**EXERCISE PROMPT**. Retype the entries exactly, but skip the pictures.

---------------

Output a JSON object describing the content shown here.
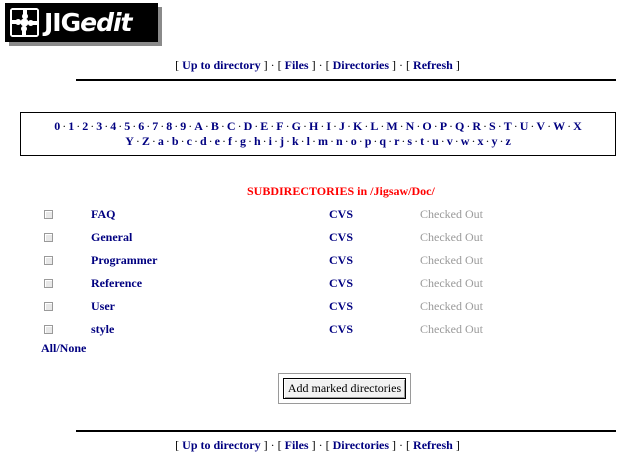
{
  "logo": {
    "text_bold": "JIG",
    "text_italic": "edit"
  },
  "nav": {
    "up": "Up to directory",
    "files": "Files",
    "directories": "Directories",
    "refresh": "Refresh"
  },
  "alphabet": {
    "row1": [
      "0",
      "1",
      "2",
      "3",
      "4",
      "5",
      "6",
      "7",
      "8",
      "9",
      "A",
      "B",
      "C",
      "D",
      "E",
      "F",
      "G",
      "H",
      "I",
      "J",
      "K",
      "L",
      "M",
      "N",
      "O",
      "P",
      "Q",
      "R",
      "S",
      "T",
      "U",
      "V",
      "W",
      "X"
    ],
    "row2": [
      "Y",
      "Z",
      "a",
      "b",
      "c",
      "d",
      "e",
      "f",
      "g",
      "h",
      "i",
      "j",
      "k",
      "l",
      "m",
      "n",
      "o",
      "p",
      "q",
      "r",
      "s",
      "t",
      "u",
      "v",
      "w",
      "x",
      "y",
      "z"
    ]
  },
  "subdirectories": {
    "title": "SUBDIRECTORIES in /Jigsaw/Doc/",
    "rows": [
      {
        "name": "FAQ",
        "cvs": "CVS",
        "status": "Checked Out"
      },
      {
        "name": "General",
        "cvs": "CVS",
        "status": "Checked Out"
      },
      {
        "name": "Programmer",
        "cvs": "CVS",
        "status": "Checked Out"
      },
      {
        "name": "Reference",
        "cvs": "CVS",
        "status": "Checked Out"
      },
      {
        "name": "User",
        "cvs": "CVS",
        "status": "Checked Out"
      },
      {
        "name": "style",
        "cvs": "CVS",
        "status": "Checked Out"
      }
    ],
    "all_none": "All/None",
    "add_button": "Add marked directories"
  }
}
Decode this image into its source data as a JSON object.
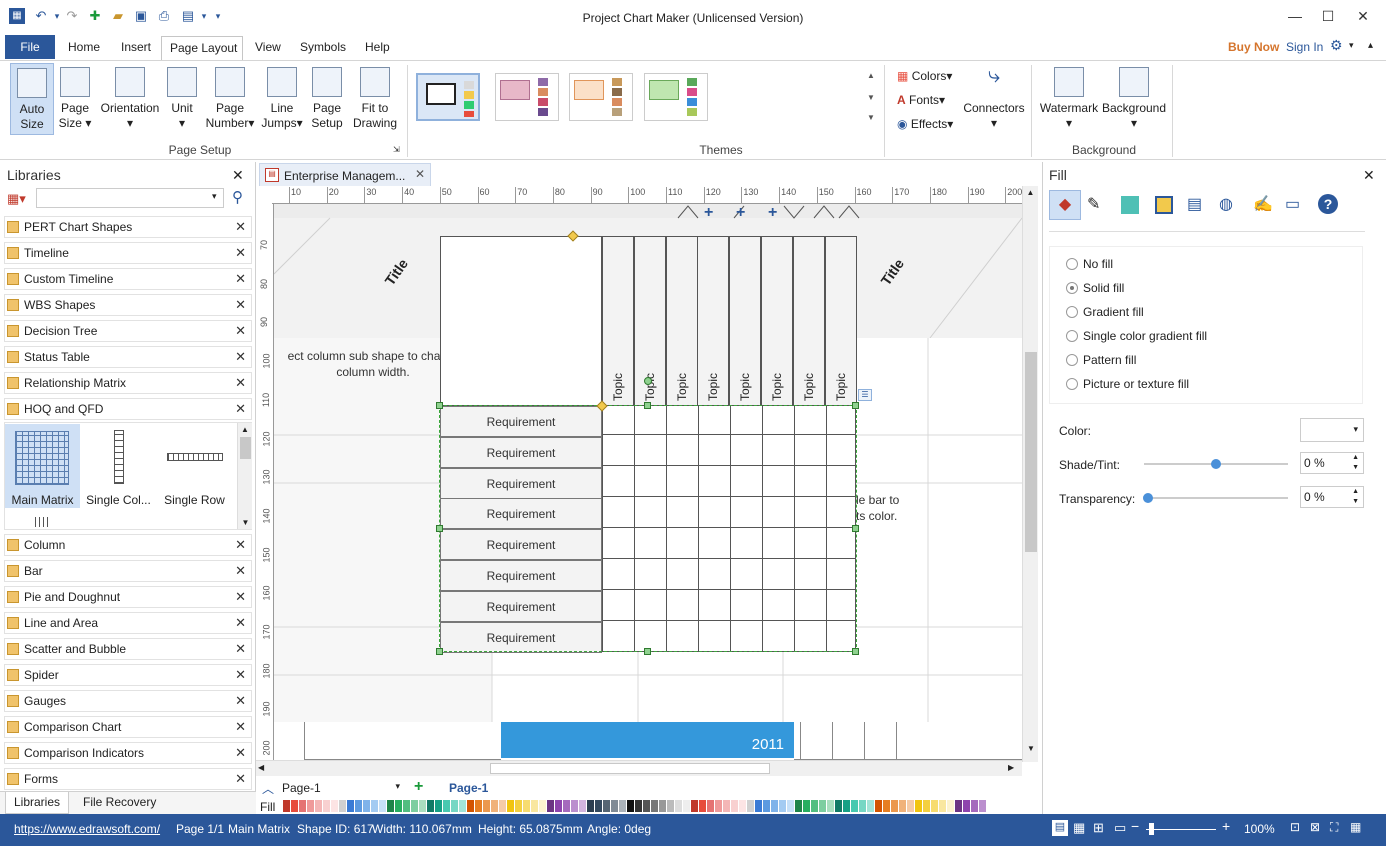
{
  "window": {
    "title": "Project Chart Maker (Unlicensed Version)",
    "minimize": "—",
    "maximize": "☐",
    "close": "✕"
  },
  "menu": {
    "file": "File",
    "tabs": [
      "Home",
      "Insert",
      "Page Layout",
      "View",
      "Symbols",
      "Help"
    ],
    "buy_now": "Buy Now",
    "sign_in": "Sign In"
  },
  "ribbon": {
    "page_setup": {
      "group_label": "Page Setup",
      "buttons": [
        {
          "line1": "Auto",
          "line2": "Size"
        },
        {
          "line1": "Page",
          "line2": "Size"
        },
        {
          "line1": "Orientation",
          "line2": ""
        },
        {
          "line1": "Unit",
          "line2": ""
        },
        {
          "line1": "Page",
          "line2": "Number"
        },
        {
          "line1": "Line",
          "line2": "Jumps"
        },
        {
          "line1": "Page",
          "line2": "Setup"
        },
        {
          "line1": "Fit to",
          "line2": "Drawing"
        }
      ]
    },
    "themes": {
      "group_label": "Themes",
      "colors": "Colors",
      "fonts": "Fonts",
      "effects": "Effects",
      "connectors": "Connectors"
    },
    "background": {
      "group_label": "Background",
      "watermark": "Watermark",
      "background": "Background"
    }
  },
  "libraries": {
    "title": "Libraries",
    "search_placeholder": "",
    "items": [
      "PERT Chart Shapes",
      "Timeline",
      "Custom Timeline",
      "WBS Shapes",
      "Decision Tree",
      "Status Table",
      "Relationship Matrix",
      "HOQ and QFD"
    ],
    "shapes": [
      "Main Matrix",
      "Single Col...",
      "Single Row"
    ],
    "items_after": [
      "Column",
      "Bar",
      "Pie and Doughnut",
      "Line and Area",
      "Scatter and Bubble",
      "Spider",
      "Gauges",
      "Comparison Chart",
      "Comparison Indicators",
      "Forms"
    ],
    "bottom_tabs": [
      "Libraries",
      "File Recovery"
    ]
  },
  "document": {
    "tab_title": "Enterprise Managem...",
    "ruler_top": [
      "10",
      "20",
      "30",
      "40",
      "50",
      "60",
      "70",
      "80",
      "90",
      "100",
      "110",
      "120",
      "130",
      "140",
      "150",
      "160",
      "170",
      "180",
      "190",
      "200"
    ],
    "ruler_left": [
      "70",
      "80",
      "90",
      "100",
      "110",
      "120",
      "130",
      "140",
      "150",
      "160",
      "170",
      "180",
      "190",
      "200"
    ],
    "left_title": "Title",
    "right_title": "Title",
    "hint_left_1": "ect column sub shape to cha",
    "hint_left_2": "column width.",
    "hint_right_1": "le bar to",
    "hint_right_2": "ts color.",
    "topics": [
      "Topic",
      "Topic",
      "Topic",
      "Topic",
      "Topic",
      "Topic",
      "Topic",
      "Topic"
    ],
    "requirements": [
      "Requirement",
      "Requirement",
      "Requirement",
      "Requirement",
      "Requirement",
      "Requirement",
      "Requirement",
      "Requirement"
    ],
    "year": "2011",
    "page_select": "Page-1",
    "page_tab": "Page-1",
    "fill_label": "Fill"
  },
  "fill_panel": {
    "title": "Fill",
    "options": [
      "No fill",
      "Solid fill",
      "Gradient fill",
      "Single color gradient fill",
      "Pattern fill",
      "Picture or texture fill"
    ],
    "selected_option": "Solid fill",
    "color_label": "Color:",
    "shade_label": "Shade/Tint:",
    "shade_value": "0 %",
    "transparency_label": "Transparency:",
    "transparency_value": "0 %"
  },
  "status": {
    "url": "https://www.edrawsoft.com/",
    "page": "Page 1/1",
    "shape": "Main Matrix",
    "shape_id": "Shape ID: 617",
    "width": "Width: 110.067mm",
    "height": "Height: 65.0875mm",
    "angle": "Angle: 0deg",
    "zoom": "100%"
  },
  "colors": {
    "accent": "#2b579a",
    "buy_now": "#d5752d",
    "year_bar": "#3498db"
  }
}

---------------

**OUTPUT OF THE EXERCISE**.
Output a JSON object describing the content shown here.
{
  "logo": {
    "text_bold": "JIG",
    "text_italic": "edit"
  },
  "nav": {
    "up": "Up to directory",
    "files": "Files",
    "directories": "Directories",
    "refresh": "Refresh"
  },
  "alphabet": {
    "row1": [
      "0",
      "1",
      "2",
      "3",
      "4",
      "5",
      "6",
      "7",
      "8",
      "9",
      "A",
      "B",
      "C",
      "D",
      "E",
      "F",
      "G",
      "H",
      "I",
      "J",
      "K",
      "L",
      "M",
      "N",
      "O",
      "P",
      "Q",
      "R",
      "S",
      "T",
      "U",
      "V",
      "W",
      "X"
    ],
    "row2": [
      "Y",
      "Z",
      "a",
      "b",
      "c",
      "d",
      "e",
      "f",
      "g",
      "h",
      "i",
      "j",
      "k",
      "l",
      "m",
      "n",
      "o",
      "p",
      "q",
      "r",
      "s",
      "t",
      "u",
      "v",
      "w",
      "x",
      "y",
      "z"
    ]
  },
  "subdirectories": {
    "title": "SUBDIRECTORIES in /Jigsaw/Doc/",
    "rows": [
      {
        "name": "FAQ",
        "cvs": "CVS",
        "status": "Checked Out"
      },
      {
        "name": "General",
        "cvs": "CVS",
        "status": "Checked Out"
      },
      {
        "name": "Programmer",
        "cvs": "CVS",
        "status": "Checked Out"
      },
      {
        "name": "Reference",
        "cvs": "CVS",
        "status": "Checked Out"
      },
      {
        "name": "User",
        "cvs": "CVS",
        "status": "Checked Out"
      },
      {
        "name": "style",
        "cvs": "CVS",
        "status": "Checked Out"
      }
    ],
    "all_none": "All/None",
    "add_button": "Add marked directories"
  }
}
Decode this image into its source data as a JSON object.
{
  "window": {
    "title": "Project Chart Maker (Unlicensed Version)",
    "minimize": "—",
    "maximize": "☐",
    "close": "✕"
  },
  "menu": {
    "file": "File",
    "tabs": [
      "Home",
      "Insert",
      "Page Layout",
      "View",
      "Symbols",
      "Help"
    ],
    "buy_now": "Buy Now",
    "sign_in": "Sign In"
  },
  "ribbon": {
    "page_setup": {
      "group_label": "Page Setup",
      "buttons": [
        {
          "line1": "Auto",
          "line2": "Size"
        },
        {
          "line1": "Page",
          "line2": "Size"
        },
        {
          "line1": "Orientation",
          "line2": ""
        },
        {
          "line1": "Unit",
          "line2": ""
        },
        {
          "line1": "Page",
          "line2": "Number"
        },
        {
          "line1": "Line",
          "line2": "Jumps"
        },
        {
          "line1": "Page",
          "line2": "Setup"
        },
        {
          "line1": "Fit to",
          "line2": "Drawing"
        }
      ]
    },
    "themes": {
      "group_label": "Themes",
      "colors": "Colors",
      "fonts": "Fonts",
      "effects": "Effects",
      "connectors": "Connectors"
    },
    "background": {
      "group_label": "Background",
      "watermark": "Watermark",
      "background": "Background"
    }
  },
  "libraries": {
    "title": "Libraries",
    "search_placeholder": "",
    "items": [
      "PERT Chart Shapes",
      "Timeline",
      "Custom Timeline",
      "WBS Shapes",
      "Decision Tree",
      "Status Table",
      "Relationship Matrix",
      "HOQ and QFD"
    ],
    "shapes": [
      "Main Matrix",
      "Single Col...",
      "Single Row"
    ],
    "items_after": [
      "Column",
      "Bar",
      "Pie and Doughnut",
      "Line and Area",
      "Scatter and Bubble",
      "Spider",
      "Gauges",
      "Comparison Chart",
      "Comparison Indicators",
      "Forms"
    ],
    "bottom_tabs": [
      "Libraries",
      "File Recovery"
    ]
  },
  "document": {
    "tab_title": "Enterprise Managem...",
    "ruler_top": [
      "10",
      "20",
      "30",
      "40",
      "50",
      "60",
      "70",
      "80",
      "90",
      "100",
      "110",
      "120",
      "130",
      "140",
      "150",
      "160",
      "170",
      "180",
      "190",
      "200"
    ],
    "ruler_left": [
      "70",
      "80",
      "90",
      "100",
      "110",
      "120",
      "130",
      "140",
      "150",
      "160",
      "170",
      "180",
      "190",
      "200"
    ],
    "left_title": "Title",
    "right_title": "Title",
    "hint_left_1": "ect column sub shape to cha",
    "hint_left_2": "column width.",
    "hint_right_1": "le bar to",
    "hint_right_2": "ts color.",
    "topics": [
      "Topic",
      "Topic",
      "Topic",
      "Topic",
      "Topic",
      "Topic",
      "Topic",
      "Topic"
    ],
    "requirements": [
      "Requirement",
      "Requirement",
      "Requirement",
      "Requirement",
      "Requirement",
      "Requirement",
      "Requirement",
      "Requirement"
    ],
    "year": "2011",
    "page_select": "Page-1",
    "page_tab": "Page-1",
    "fill_label": "Fill"
  },
  "fill_panel": {
    "title": "Fill",
    "options": [
      "No fill",
      "Solid fill",
      "Gradient fill",
      "Single color gradient fill",
      "Pattern fill",
      "Picture or texture fill"
    ],
    "selected_option": "Solid fill",
    "color_label": "Color:",
    "shade_label": "Shade/Tint:",
    "shade_value": "0 %",
    "transparency_label": "Transparency:",
    "transparency_value": "0 %"
  },
  "status": {
    "url": "https://www.edrawsoft.com/",
    "page": "Page 1/1",
    "shape": "Main Matrix",
    "shape_id": "Shape ID: 617",
    "width": "Width: 110.067mm",
    "height": "Height: 65.0875mm",
    "angle": "Angle: 0deg",
    "zoom": "100%"
  },
  "colors": {
    "accent": "#2b579a",
    "buy_now": "#d5752d",
    "year_bar": "#3498db"
  }
}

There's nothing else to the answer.